If a film’s feeling of authenticity is ultimately decoupled from historical accuracy, what makes a film feel inauthentic? One example that comes to mind is Michael Mann’s Public Enemies. After the groundbreaking use of digital photography in his previous Collateral and Miami Vice (set in contemporary Los Angeles and Miami respectively), his John Dillinger biopic became his first film shot entirely in HD format.

In theory, the film format shouldn’t have any impact whatsoever on the verisimilitude of a period film, unless the camera itself is a character, but in Public Enemies, the cinematography feels completely alien to its depression-era setting. The same can be said for casting (for example, Cameron Diaz in Gangs of New York). As writer Brandy Jensen accurately put it “some people just can’t be believably cast in a period piece like sorry Jessica Biel you have a face that knows about text messaging.”
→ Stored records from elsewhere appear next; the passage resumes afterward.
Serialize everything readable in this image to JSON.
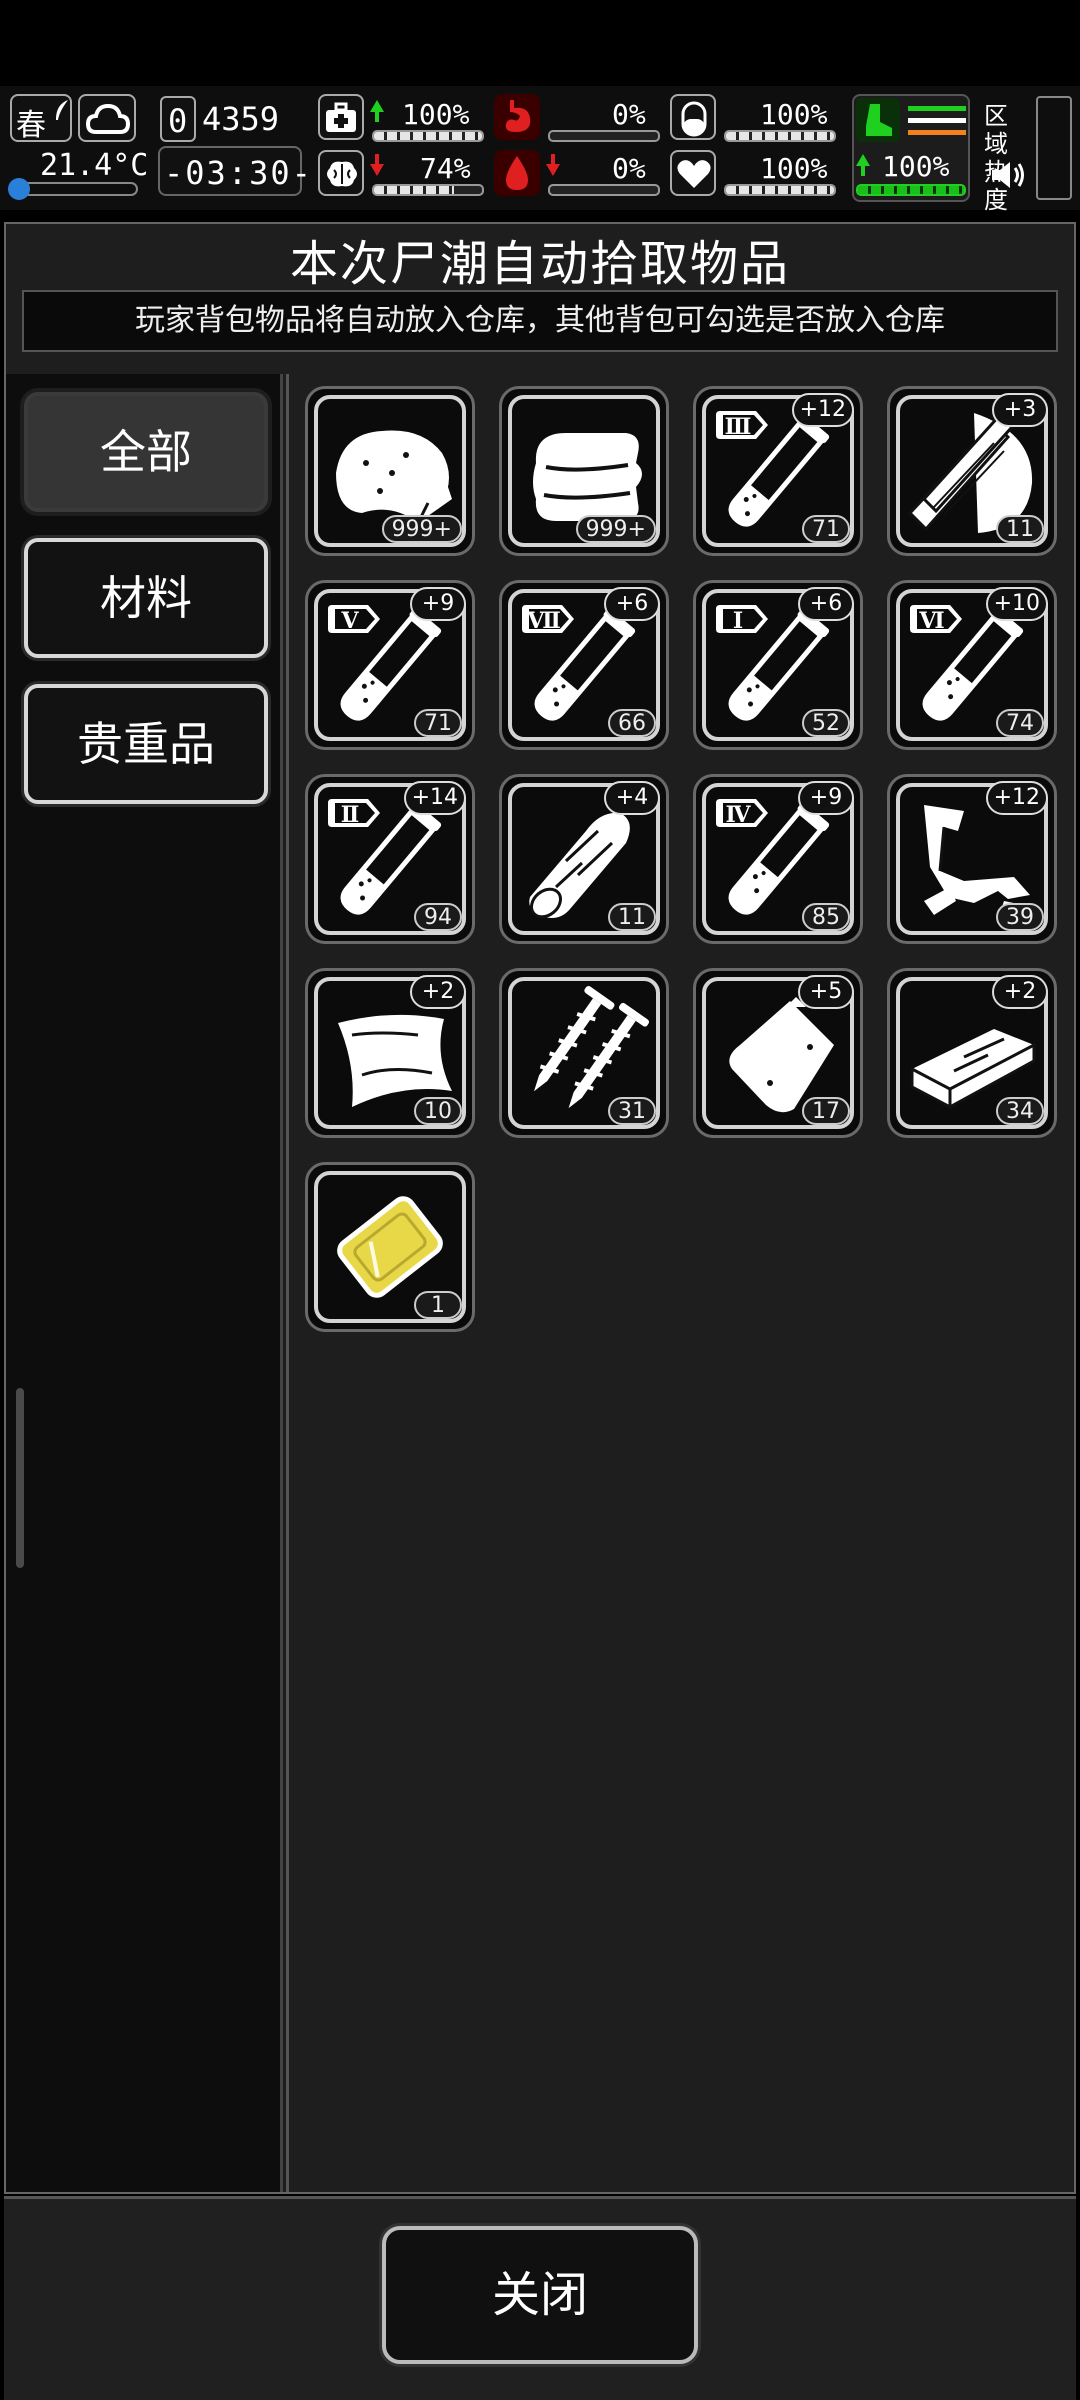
{
  "hud": {
    "season": "春",
    "temperature": "21.4°C",
    "counter": "0",
    "counter_rest": "4359",
    "time": "-03:30-",
    "region_heat_label": "区域热度",
    "stats": {
      "health": "100%",
      "hunger": "0%",
      "pill": "100%",
      "sanity": "74%",
      "blood": "0%",
      "heart": "100%",
      "stamina": "100%"
    },
    "bars": {
      "health": 1.0,
      "hunger": 0.0,
      "pill": 1.0,
      "sanity": 0.74,
      "blood": 0.0,
      "heart": 1.0,
      "stamina": 1.0
    }
  },
  "title": "本次尸潮自动拾取物品",
  "subtitle": "玩家背包物品将自动放入仓库，其他背包可勾选是否放入仓库",
  "categories": [
    "全部",
    "材料",
    "贵重品"
  ],
  "active_category": "全部",
  "items": [
    {
      "icon": "meat-icon",
      "count": "999+",
      "plus": ""
    },
    {
      "icon": "cloth-icon",
      "count": "999+",
      "plus": ""
    },
    {
      "icon": "test-tube-iii-icon",
      "count": "71",
      "plus": "+12",
      "roman": "Ⅲ",
      "level": 0.25
    },
    {
      "icon": "wood-planks-icon",
      "count": "11",
      "plus": "+3"
    },
    {
      "icon": "test-tube-v-icon",
      "count": "71",
      "plus": "+9",
      "roman": "Ⅴ",
      "level": 0.35
    },
    {
      "icon": "test-tube-vii-icon",
      "count": "66",
      "plus": "+6",
      "roman": "Ⅶ",
      "level": 0.3
    },
    {
      "icon": "test-tube-i-icon",
      "count": "52",
      "plus": "+6",
      "roman": "Ⅰ",
      "level": 0.3
    },
    {
      "icon": "test-tube-vi-icon",
      "count": "74",
      "plus": "+10",
      "roman": "Ⅵ",
      "level": 0.4
    },
    {
      "icon": "test-tube-ii-icon",
      "count": "94",
      "plus": "+14",
      "roman": "Ⅱ",
      "level": 0.3
    },
    {
      "icon": "log-icon",
      "count": "11",
      "plus": "+4"
    },
    {
      "icon": "test-tube-iv-icon",
      "count": "85",
      "plus": "+9",
      "roman": "Ⅳ",
      "level": 0.4
    },
    {
      "icon": "scrap-metal-icon",
      "count": "39",
      "plus": "+12"
    },
    {
      "icon": "plastic-sheet-icon",
      "count": "10",
      "plus": "+2"
    },
    {
      "icon": "nails-icon",
      "count": "31",
      "plus": ""
    },
    {
      "icon": "plastic-bag-icon",
      "count": "17",
      "plus": "+5"
    },
    {
      "icon": "brick-icon",
      "count": "34",
      "plus": "+2"
    },
    {
      "icon": "gold-card-icon",
      "count": "1",
      "plus": ""
    }
  ],
  "close_label": "关闭",
  "colors": {
    "gold": "#e8d848",
    "green": "#1fd01f",
    "red": "#e02020"
  }
}
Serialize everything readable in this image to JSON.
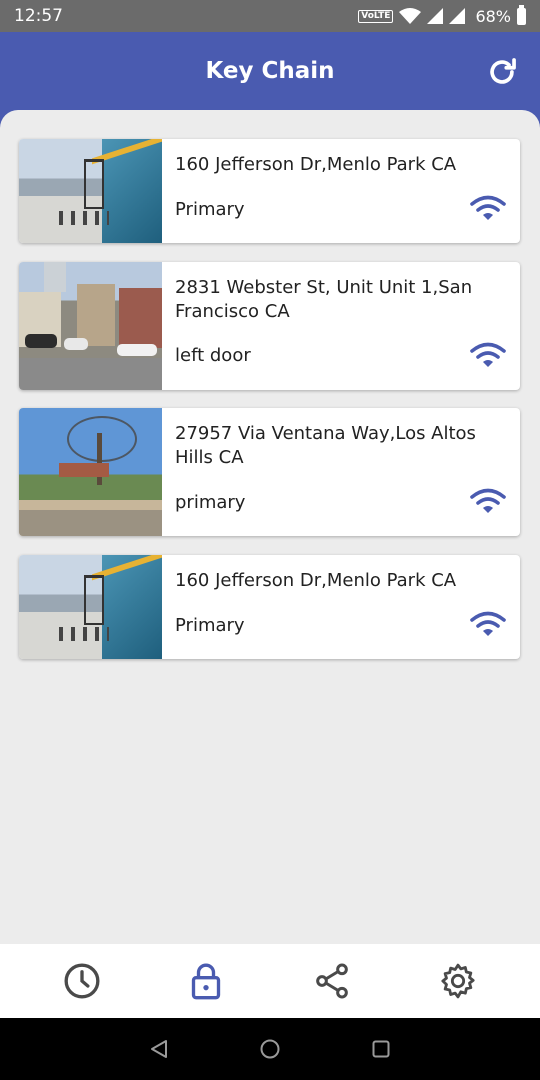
{
  "status_bar": {
    "time": "12:57",
    "volte": "VoLTE",
    "battery": "68%"
  },
  "header": {
    "title": "Key Chain",
    "refresh_icon": "refresh-icon"
  },
  "keys": [
    {
      "address": "160 Jefferson Dr,Menlo Park CA",
      "label": "Primary",
      "thumbnail": "plaza",
      "status_icon": "wifi-icon"
    },
    {
      "address": "2831 Webster St, Unit Unit 1,San Francisco CA",
      "label": "left door",
      "thumbnail": "street",
      "status_icon": "wifi-icon"
    },
    {
      "address": "27957 Via Ventana Way,Los Altos Hills CA",
      "label": "primary",
      "thumbnail": "tree",
      "status_icon": "wifi-icon"
    },
    {
      "address": "160 Jefferson Dr,Menlo Park CA",
      "label": "Primary",
      "thumbnail": "plaza",
      "status_icon": "wifi-icon"
    }
  ],
  "bottom_nav": {
    "items": [
      "history-icon",
      "lock-icon",
      "share-icon",
      "settings-icon"
    ],
    "active": "lock-icon"
  },
  "colors": {
    "primary": "#4a5bb0",
    "icon_gray": "#4a4a4a",
    "status_bar": "#6b6b6b"
  }
}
Finally, I would be remiss if I didn’t mention the fact that ‘authenticity’ is not always the be all and end all of period films. Regardless of how their filmmaking makes you feel, each of the above examples is just as much about the time it was made as the time it was set and many filmmakers lean into that by employing anachronism with intent.

There is nobody in the world who can make gorgeous, privileged women grappling with ennui as cinematic as Sofia Coppola can, so Marie Antoinette was a natural fit. However, rather than a film about the doomed French queen (who is not a sympathetic character) she used her story as a jumping-off point for one that mostly feels like it’s about early-2000s party girl culture, complete with a hip post-punk soundtrack.

Intentional anachronism is also the name of the game in Justin Kurzel’s criminally underrated adaptation of True History of the Kelly Gang. Ned Kelly’s story has been done-to-death so why not reinterpret it as a queer punk film?

When I think about filmmakers striving for authenticity, I can’t help but think of a quote from Werner Herzog, (as I am wont to do). In his ‘Minnesota Declaration’, issued in opposition to Dogme-95, the Scandinavian cinéma vérité movement, he defined ‘ecstatic truth’ a concept that informs all his filmmaking, documentary and fiction alike (although he’d call this a false dichotomy):

There are deeper strata of truth in cinema, and there is such a thing as poetic, ecstatic truth. It is mysterious and elusive, and can be reached only through fabrication and imagination and stylization.

Werner Herzog

This concept of ‘ecstatic truth’ underpins a lot of period filmmaking. Some of the films I have discussed are closer than others to what actually happened in history, but by definition, all films are abstracted from history. In this way, literal truth becomes secondary to ‘ecstatic truth’ and this mysterious and elusive quality can be found in films, whether or not they feel authentic.